All posts from May 2009

I traveled to West Caldwell, NJ (I like the road sign for ‘The Caldwells’) to Lincoln School for another ‘break up the testing’ assembly – it seems to be my niche – for k – 5th grade.  Again, one can always gauge the kids by the principal, and, particularly, if male, his tie.  A splendid floral pattern on this one, so I knew was was in good hands.


The vibernia was in bloom outisde the entrance – a scent that is heavenly, and one I miss having in our new yard.   A nice end to a road week in NJ.

I came back to the Jay Street Preschool for my second visit, and I found that they had ‘vibes’/ xylophone-type instruments.  so, I was able to use my egg shake – rhythm workshop, and now my melody workshop in class.  First time together and it messed wonderfully.  I made some big progress in integrating some intentionality into my spontaneous work.  If only mentor Michele were there to see it come alive.  Smile  The day before was rocky. Undecided

The good news is, that the Sara Ward folks are going to find these African melody instruments for all the sites.

Its all about getting the teachers confident in exploring words, melodies and rhythm as a natural class activity.

Back in Newark on Monday.

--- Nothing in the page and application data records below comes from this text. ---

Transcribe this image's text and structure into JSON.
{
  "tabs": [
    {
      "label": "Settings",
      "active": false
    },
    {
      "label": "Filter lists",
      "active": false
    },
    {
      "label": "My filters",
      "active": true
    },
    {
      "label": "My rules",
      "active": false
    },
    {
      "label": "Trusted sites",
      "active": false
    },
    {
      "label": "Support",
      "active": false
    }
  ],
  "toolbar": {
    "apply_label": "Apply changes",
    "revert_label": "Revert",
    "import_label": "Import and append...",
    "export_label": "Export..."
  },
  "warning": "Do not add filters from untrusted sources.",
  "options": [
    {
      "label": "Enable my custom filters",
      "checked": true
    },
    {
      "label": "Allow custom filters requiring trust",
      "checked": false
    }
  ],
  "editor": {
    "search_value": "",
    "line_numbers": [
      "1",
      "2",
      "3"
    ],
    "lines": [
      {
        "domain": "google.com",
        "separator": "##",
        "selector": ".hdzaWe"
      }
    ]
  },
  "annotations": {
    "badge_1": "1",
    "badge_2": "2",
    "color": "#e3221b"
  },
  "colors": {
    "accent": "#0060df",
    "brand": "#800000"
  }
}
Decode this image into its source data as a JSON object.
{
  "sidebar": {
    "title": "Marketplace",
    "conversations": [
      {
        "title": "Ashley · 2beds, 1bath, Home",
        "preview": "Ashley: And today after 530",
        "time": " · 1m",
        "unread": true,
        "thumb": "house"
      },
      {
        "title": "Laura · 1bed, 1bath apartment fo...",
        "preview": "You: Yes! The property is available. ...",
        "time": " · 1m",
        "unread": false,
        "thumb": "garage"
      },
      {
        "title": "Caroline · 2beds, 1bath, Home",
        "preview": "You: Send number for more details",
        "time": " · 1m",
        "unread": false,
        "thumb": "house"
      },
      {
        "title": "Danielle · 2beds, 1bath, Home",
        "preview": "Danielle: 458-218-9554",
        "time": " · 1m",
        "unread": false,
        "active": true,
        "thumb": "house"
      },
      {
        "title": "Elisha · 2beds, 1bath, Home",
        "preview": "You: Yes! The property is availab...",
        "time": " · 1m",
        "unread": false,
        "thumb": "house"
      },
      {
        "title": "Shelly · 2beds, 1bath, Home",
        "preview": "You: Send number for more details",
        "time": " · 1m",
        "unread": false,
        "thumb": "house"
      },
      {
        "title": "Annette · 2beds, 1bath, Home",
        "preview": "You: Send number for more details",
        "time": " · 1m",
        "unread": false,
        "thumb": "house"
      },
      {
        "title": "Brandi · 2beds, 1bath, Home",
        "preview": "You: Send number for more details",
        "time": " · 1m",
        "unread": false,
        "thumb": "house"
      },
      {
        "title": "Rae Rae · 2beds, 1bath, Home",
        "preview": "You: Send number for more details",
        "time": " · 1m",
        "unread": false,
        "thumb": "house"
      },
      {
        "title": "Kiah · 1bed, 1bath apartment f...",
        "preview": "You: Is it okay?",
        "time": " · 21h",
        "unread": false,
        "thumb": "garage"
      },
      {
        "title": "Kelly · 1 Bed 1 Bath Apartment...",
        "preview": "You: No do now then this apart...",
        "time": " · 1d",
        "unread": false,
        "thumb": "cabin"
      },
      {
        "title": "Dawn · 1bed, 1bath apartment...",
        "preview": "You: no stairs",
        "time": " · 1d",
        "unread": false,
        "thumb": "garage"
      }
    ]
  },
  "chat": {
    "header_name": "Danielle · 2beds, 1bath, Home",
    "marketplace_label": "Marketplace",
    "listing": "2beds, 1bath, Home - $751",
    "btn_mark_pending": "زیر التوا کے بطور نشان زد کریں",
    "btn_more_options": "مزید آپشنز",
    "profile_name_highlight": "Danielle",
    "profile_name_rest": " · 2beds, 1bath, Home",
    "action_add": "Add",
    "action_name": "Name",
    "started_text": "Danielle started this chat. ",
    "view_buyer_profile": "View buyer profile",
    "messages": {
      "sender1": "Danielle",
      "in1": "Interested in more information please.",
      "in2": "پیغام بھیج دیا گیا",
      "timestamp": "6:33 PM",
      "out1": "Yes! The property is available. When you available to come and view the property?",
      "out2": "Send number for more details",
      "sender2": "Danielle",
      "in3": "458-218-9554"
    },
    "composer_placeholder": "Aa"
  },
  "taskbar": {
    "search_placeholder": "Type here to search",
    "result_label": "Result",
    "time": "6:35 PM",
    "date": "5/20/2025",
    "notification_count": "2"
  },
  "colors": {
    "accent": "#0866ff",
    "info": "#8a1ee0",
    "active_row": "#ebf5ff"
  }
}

I had another four set day at the Lock Street preschool, and it was a little tough, in that my mentor, Michele was on hand, and I’m not sure she wmiled a whole lot.  The kids were excited and glad to see me for my second visit, and it was fun to see what ‘stuck’ from the first visit.  That part was fun.  Back to the Jay Street site tomorrow.  Tongue out

This was the tough session for me, working with just the teachers from the three pre-schools I’m working with – Creative Beginnings and Young Audiences.  Michele Russo, my mentor, helped out.  We discussed what I ‘m trying to do in my class work with the kids, and then help them focus on using “musicality” in their work.  It dawned on me that ‘musicality’ is an interesting way to approach some teacher’s fear of singing.


We worked on the rhythms of speech, (we dissected the rhythm of ‘what was the first thing you thought on Monday morning’), played shakers to that ‘beat’ of the words.  We talked about what phrases they already use in the class room, and see if they can make them musical moments. Some good stuff came out of that.  I tried to present adding musical notes to these phrases, but found out that the ‘tool’ I would use (xylaphone -type instrument) was not found in any of the rooms.  So, I presented the concept of picking the numbers of the notes, and created simple melodies.  I gotta work on that – something I learned in CT Hot Schools training. We also talked about taking familiar books in their room, and finding musical moments in them.


The teachers now have homework for a couple of weeks.  They have to design an exercise with what we’ve shared, and then, Michele and I will go back and mentor them on what they’ve worked on.


These next visits this week are back with the kids, round two, and see if I can stretch my intentionality, and slow down.  (That’s my homework.)

The lads and I headed out, crack o’ dawn, I from CT and dem from PA, to a special education facility, autism, specifically.  We’ve played quite a few places like this, and its one of the special, hidden gigs that we do.  The kids get to get up and boogie (though we had some teachers working as ‘bouncers’ (they saved my acoustic guitar)).  Smiles on the kids, smiles on the staff.


We tried to cut back (me) on the talking and stretch the playing, and the band had to think on it’s feet, so to speak.  It was a good exercise for us, since we have a very smooth and comfortable show for most audieces.  (That’s why we can drive for three hours, set up and play… then drive back three hours.)


I was struck by the appreciation by staff and the joy in the faces and bodies of the kids.  The band knows it, too.  It’s a good job.

I had two back-to-back gigs in Madison, CT – my old hometown – today.  I visited my Alzheimer’s (and other seniors) group at Strong House for my monthly gig.  They started out pretty quiet, but soon were up and dancing.  One lady hoofed pretty nice, and came up afterwards and said she hadn’t danced like that in a while.   Nice.


I headed out to the Farmers Market in Madison for the first of the season.  Misty rain, but I was under cover.  There had been some press, so some moms and kids stopped over and the time flew by, with singing, shaking and carrying on.  Made some new friends and spread the word about the East Wharf Concerts coming up. 


I can away with $23 tips, fresh greens, a couple tastes of some fine cheese, two rolls of bread, and a small pie from the vendors.  That’s what I’m talking about!